Nucs are like little colonies complete with a queen, honey, brood (babies), and an assortment of various worker bees. The colony has accepted the queen and it is already established. A nuc hive is inserted into an empty full size hive. The frames are removed from the nuc and placed in the new hive. The nuc has now turned into a regular beehive with plenty of room to grow. In some ways, this is much more appealing than ordering a package. It also has it's disadvantages too. In the end, it is all a matter of personal preference.
As we finally met up with the owner of the apiary and got back into the car to drive to where the nucs were located, I could feel something wet against my arm. Oh for goodness sake, I had forgotten Oyster Cracker's egg from the morning in my pocket. It had now cracked as I climbed in the seat. Amazingly, it had survived the past 12 hours unharmed. I removed my coat and placed it in the back of the SUV. The sun was quickly setting, as we finished up picking up the 5 nucs, wrapping them in mesh bags, and loading up the car. We still had a long drive home. Before, we left, we asked the owner of the apiary if he thought we should wear our veils home.
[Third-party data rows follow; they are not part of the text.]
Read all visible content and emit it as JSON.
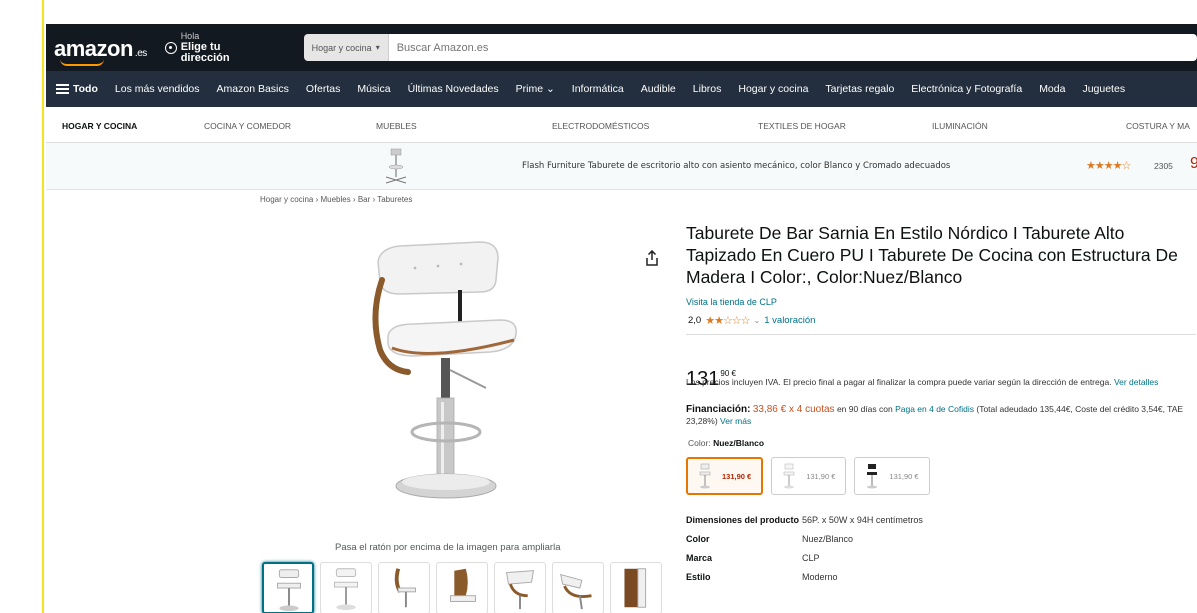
{
  "header": {
    "logo_text": "amazon",
    "logo_tld": ".es",
    "address_line1": "Hola",
    "address_line2": "Elige tu dirección",
    "search_category": "Hogar y cocina",
    "search_placeholder": "Buscar Amazon.es"
  },
  "subnav": {
    "todo": "Todo",
    "items": [
      "Los más vendidos",
      "Amazon Basics",
      "Ofertas",
      "Música",
      "Últimas Novedades",
      "Prime",
      "Informática",
      "Audible",
      "Libros",
      "Hogar y cocina",
      "Tarjetas regalo",
      "Electrónica y Fotografía",
      "Moda",
      "Juguetes"
    ]
  },
  "categories": [
    "HOGAR Y COCINA",
    "COCINA Y COMEDOR",
    "MUEBLES",
    "ELECTRODOMÉSTICOS",
    "TEXTILES DE HOGAR",
    "ILUMINACIÓN",
    "COSTURA Y MA"
  ],
  "ad": {
    "text": "Flash Furniture Taburete de escritorio alto con asiento mecánico, color Blanco y Cromado adecuados",
    "stars": "★★★★☆",
    "rating_count": "2305",
    "price": "9"
  },
  "breadcrumb": "Hogar y cocina › Muebles › Bar › Taburetes",
  "gallery": {
    "hint": "Pasa el ratón por encima de la imagen para ampliarla"
  },
  "product": {
    "title": "Taburete De Bar Sarnia En Estilo Nórdico I Taburete Alto Tapizado En Cuero PU I Taburete De Cocina con Estructura De Madera I Color:, Color:Nuez/Blanco",
    "store_link": "Visita la tienda de CLP",
    "rating_value": "2,0",
    "rating_stars": "★★☆☆☆",
    "rating_caret": "⌄",
    "rating_count": "1 valoración",
    "price_whole": "131",
    "price_fraction": "90 €",
    "tax_text": "Los precios incluyen IVA. El precio final a pagar al finalizar la compra puede variar según la dirección de entrega.",
    "tax_link": "Ver detalles",
    "financing_label": "Financiación:",
    "financing_amount": "33,86 € x 4 cuotas",
    "financing_mid": "en 90 días con",
    "financing_link": "Paga en 4 de Cofidis",
    "financing_rest": "(Total adeudado 135,44€, Coste del crédito 3,54€, TAE 23,28%)",
    "financing_more": "Ver más",
    "color_label": "Color:",
    "color_value": "Nuez/Blanco",
    "variants": [
      {
        "price": "131,90 €"
      },
      {
        "price": "131,90 €"
      },
      {
        "price": "131,90 €"
      }
    ],
    "specs": [
      {
        "key": "Dimensiones del producto",
        "value": "56P. x 50W x 94H centímetros"
      },
      {
        "key": "Color",
        "value": "Nuez/Blanco"
      },
      {
        "key": "Marca",
        "value": "CLP"
      },
      {
        "key": "Estilo",
        "value": "Moderno"
      }
    ]
  }
}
He said, "No, those mesh bags are like Fort Knox, nothing is getting out of there." Boy was he wrong.
All the way driving home we could hear the bees buzzing in the back. It wasn't until about an hour from home that I could feel something crawling up my leg into my jeans. I tried to ignore it. Maybe I just had the heebee jeebies. Oh, no. It wasn't. A couple of bees were in my pant leg. Calmly and rationally, I exited the highway and pulled into a large brightly lit Lowe's parking lot. I delicately got out of the car and popped the back hatch open with the button up front. Meanwhile, my friend put on her veil and gloves. She quickly took a peek at the nucs. My suspicions were right. Some bees had escaped and three of the mesh bags were filling with bees. I had to get my pants off. So, there we were in the middle of the Lowe's parking lot with my friend gingerly pulling my jeans off. Within a few moments the mission was accomplished. I had not been stung, but I was standing in the middle of the Lowe's parking lot in my shirt and underwear. My pants were full of bees and my coat was full of Oyster Cracker's broken egg.
Thankfully, I had an entire bee suit, so there I was, driving home donning even the veil and gloves. I just wanted to get home. Around 1am, I pulled into my driveway. I was exhausted, but I still had more to do. I grabbed each nuc from the back of my car and placed them each on top of their new hives waiting for them in the yard. The nucs were buzzing. I could feel the bees bouncing against the sides of the nuc boxes. Bees were also filling the mesh bag. All I could think was, what did I get myself into? I carefully slid the nucs out of their "Fort Knox" and then I had to do what I feared the worst - remove the plugs from the nucs to immediately let the bees out. I took a deep breath, and unplugged them. Bees began to emerge from the box. Strangely, they wanted nothing to do with me. I think they were more interested in getting some fresh air. Not one came after me.
I returned to the car and locked it up. I removed my bee keeping suit and placed my jacket covered in dry sticky egg in the wash. I climbed into bed at 1:15am. Somehow, I could not sleep. Even though I was exhausted, I could not wait to wake up and say good morning to my new girls, all 40,000 of them.
To Be Continued...click here for the rest of the story.
|The next day, putting the nucs in the hives|
Photo Credit: Mr. Tilly's Nest